When is it insurance & when is it a cult?
It is no secret that the average term that a life insurance policy stays in force is somewhere between five and seven years. Better underwriting and improved mortality has resulted in a decrease in the cost of life insurance and when added to the attractive commission structure, there is a massive incentive to “churn” life cover (that is to replace an existing policy with a new and cheaper one). I don’t believe that there is anything inherently wrong with this – after all if you can get life cover for less then why not pay less? If companies were serious about stopping the churn they would have done something about it years ago, such as re-rating their products from time to time. In truth, the new business is good for them.
So when a friend of mine was recently advised to cancel cover with one company in favour of another there was nothing “unusual” about that. Except in this case, he had been advised to cancel a policy with no exclusions on it in favour of the new one which had exclusions on it. When I pointed out the foolishness of this decision he told me that the only reason he had done it was because he had left his retirement saving a bit late and the new insurance policy was promising him a very healthy pay out at 65 (if he paid his premiums for that long) and this would go a long way to solving his slow start at retirement planning.
He did admit that he did not fully understand the product and that it did possibly sound too good to be true. And so in an effort to help him to understand what he was buying, I sat through two sales pitches from 2 of the company’s sales agents. They were really slick and very impressive.
I understand the intention behind the product – people are changing life cover every few years so let’s see if we can find a way to tie them in for longer (or for life). To do this, let’s offer them an amazing pay out at 65 and then offer them the ability to keep an amount of life cover for which they no longer need to pay. Although if everyone who signed up did this, the scheme would clearly not work and so the company is apparently counting on 97.5% of people cancelling their cover before they turn 65 so that the 2.5% who don’t cancel their cover can benefit.
I admit that I don’t fully understand the product (I suspect that there are actually few who fully do) but from what I can see there are at least the following assumptions that need to be met in order for it all to work:
- You need to stay with the cover for the entire term – in my mate’s case that is 23 years (remember the average policy stays in force for less than 7 years).
- If you do, then you are one of the 2.5% who will benefit (they hope that 97.5% won’t stick with the cover).
- There is no guarantee on premium increases except for the first 10 years when it will be CPI + some (age related) factor. After the first 10 years it could go up by as much as 25% and I suspect that if more than 2.5% keep their cover in force then the increases could be substantial.
- You have to maintain the top tier status of their reward program in order for this to work. The reward program is enhanced by a healthy life style and shopping spend – you need to spend more than R9000 pm on the credit card and need to shop at the “preferred” suppliers to really benefit.

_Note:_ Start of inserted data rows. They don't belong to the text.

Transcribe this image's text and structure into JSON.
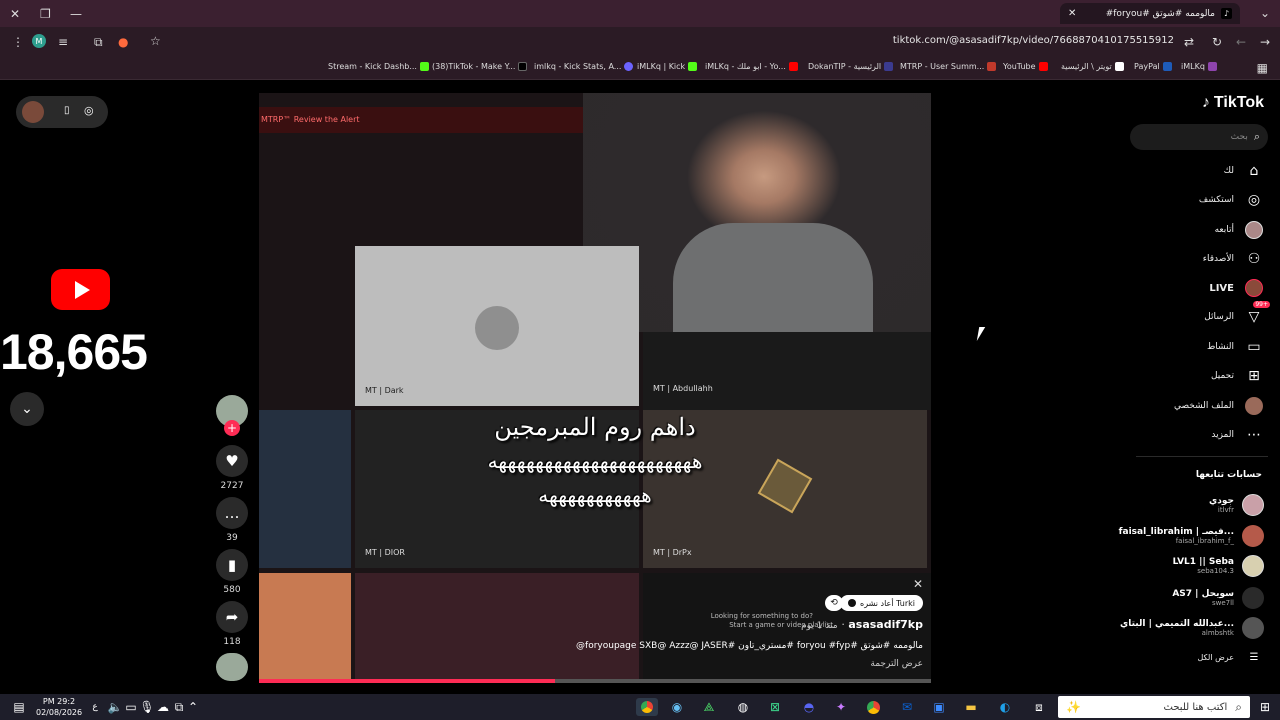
{
  "browser": {
    "tab_title": "مالوممه #شوتق #foryou#",
    "url": "tiktok.com/@asasadif7kp/video/7668870410175515912",
    "profile_initial": "M",
    "bookmarks": [
      "Stream - Kick Dashb...",
      "(38)TikTok - Make Y...",
      "imlkq - Kick Stats, A...",
      "iMLKq | Kick",
      "iMLKq - ابو ملك - Yo...",
      "DokanTIP - الرئيسية",
      "MTRP - User Summ...",
      "YouTube",
      "تويتر \\ الرئيسية",
      "PayPal",
      "iMLKq"
    ]
  },
  "overlay": {
    "subscriber_count": "18,665",
    "youtube_icon": "youtube-logo"
  },
  "video": {
    "tile_top_label": "MTRP™   Review the Alert",
    "tiles": [
      "MT | Dark",
      "MT | Abdullahh",
      "MT | DIOR",
      "MT | DrPx"
    ],
    "caption_line1": "داهم روم المبرمجين",
    "caption_line2": "ههههههههههههههههههههههه",
    "caption_line3": "هههههههههههه",
    "promo_line1": "Looking for something to do?",
    "promo_line2": "Start a game or video playlist",
    "progress": 0.44
  },
  "post": {
    "repost_by": "Turki أعاد نشره",
    "username": "asasadif7kp",
    "time_ago": "منذ 1 يوم",
    "description": "مالوممه #شوتق #foryou #fyp #مستري_تاون #foryoupage SXB@ Azzz@ JASER@",
    "translate": "عرض الترجمة"
  },
  "actions": {
    "likes": "2727",
    "comments": "39",
    "saves": "580",
    "shares": "118"
  },
  "tiktok": {
    "logo": "TikTok",
    "search_placeholder": "بحث",
    "nav": [
      "لك",
      "استكشف",
      "أتابعه",
      "الأصدقاء",
      "LIVE",
      "الرسائل",
      "النشاط",
      "تحميل",
      "الملف الشخصي",
      "المزيد"
    ],
    "messages_badge": "99+",
    "following_title": "حسابات تتابعها",
    "following": [
      {
        "name": "جودي",
        "handle": "itlvfr"
      },
      {
        "name": "faisal_librahim | فيصـ...",
        "handle": "faisal_ibrahim_f_"
      },
      {
        "name": "LVL1 || Seba",
        "handle": "seba104.3"
      },
      {
        "name": "AS7 | سويحل",
        "handle": "swe7ll"
      },
      {
        "name": "عبدالله التميمي | البتاي...",
        "handle": "almbshtk"
      }
    ],
    "see_all": "عرض الكل"
  },
  "taskbar": {
    "search_placeholder": "اكتب هنا للبحث",
    "time": "PM 29:2",
    "date": "02/08/2026",
    "lang": "ع"
  },
  "colors": {
    "accent": "#fe2c55",
    "youtube_red": "#ff0000",
    "chrome_tab": "#3b2030"
  }
}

- Apart from ad-hoc paybacks every 5 years (which are all somehow linked to your premium and reward status) if you leave before the end then you leave with nothing.
So what if you get to 55 only to find that you have a potential massive lump sum “invested” in this policy but, because of factors out of your control, you can no longer afford the premium? You could face a situation where you no longer need the cover or worse, can no longer afford the premiums and you would walk away with nothing. And what happens when a competitor company comes along with the “next best thing” which really is cheaper than the current policy and I am stuck with this one?
In my friend’s case, this new policy was about R5000 more expensive than similar cover through a competitor company…but as I understood the product, the idea behind this was that they were going to take some of the extra R5000 and invest it into something that would effectively pay out part of the total amount available to him at 65. Under the above assumptions, however, if he leaves before then, he would get very little (if anything) back!
If this were my policy I would rather take cheaper, simpler (and more transparent) cover elsewhere and then invest the difference (of the premium) into a (unit trust based) retirement annuity (if it makes tax sense) or else into some UT/ETF’s. That way I get the full benefit of what is invested – it is all mine! I get life cover that I need, an investment that is all mine and at any stage in the future if I need to change either my cover or my RA there is no penalty to me.
I am free to leave/alter either at any stage without it affecting the other. I am free to come and go as I please and shop where I want. Now that sounds a lot less like a cult to me